Interview

EUKI Project Interview: Int-E-Grid – Powering Electromobility in Poland and Germany

by GIZ/ EUKI

For our EUKI brochure, we spoke with Dr. Joanna Maćkowiak-Pandera from Forum Energii about the EUKI project Int-E-Grid: Powering Electromobility in Poland and Germany. The aim of the project is to promote and expand electromobility in the two countries by developing recommendations for central and local authorities as well as the business sector. The interview is part of the EUKI brochure published in 2021.

Portrait Joanna Maćkowiak-Pandera

Portrait Joanna Maćkowiak-Pandera, ©Forum Energii

What is Int-E-Grid about?

We want to limit emissions from transport and believe that electromobility is the most promising way to achieve this. But there are still many challenges to overcome, especially when it comes to the question of how to integrate electromobility into the power system. Int-E-Grid creates a space where Polish and German experts come together and develop solutions. For example, we held a large virtual meeting with 38 participants in June 2020, which resulted in five analysis papers. This enables participants to make much-needed recommendations to national and local politicians, helping them to ensure that grids are prepared and will be able to handle the predicted increase in electromobility.

How do cities need to prepare their electric grids for electromobility?

For example, there are currently very few charging stations in Polish and German cities. This means many people can only charge their cars at home, in the evenings. But this time of day is already a time of peak electrical consumption, especially in winter when people need to heat their homes. This is inefficient. If charging cars is added to this, cities would need to build new power plants to cover such a combined peak. That is something we want to avoid. We need to build charging infrastructure where needed so that people can charge their cars during the day -at their workplace or in city centres while shopping.

“We want to limit emissions from transport and believe that electromobility is the most promising way to achieve this.”

Why is a German-Polish partnership an especially suitable format for the project?

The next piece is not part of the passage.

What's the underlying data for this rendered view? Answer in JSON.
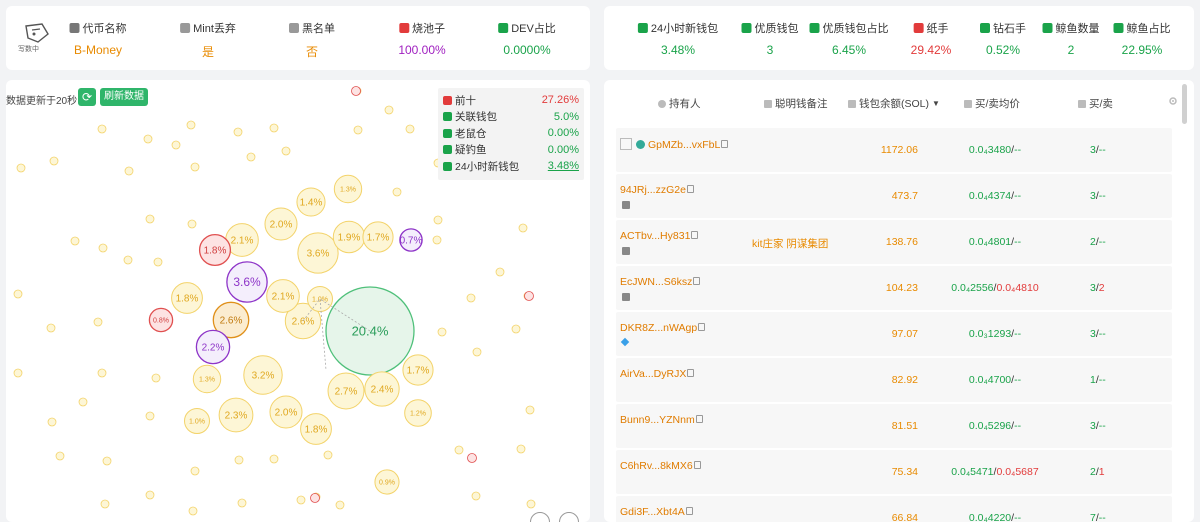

Poland and Germany have a lot in common. The amount of coal used in both countries is still large, so we have the common goal of decarbonisation. It is obvious that something big like the transition to electromobility will create challenges – and Germany and Poland are in a great position to tackle them together.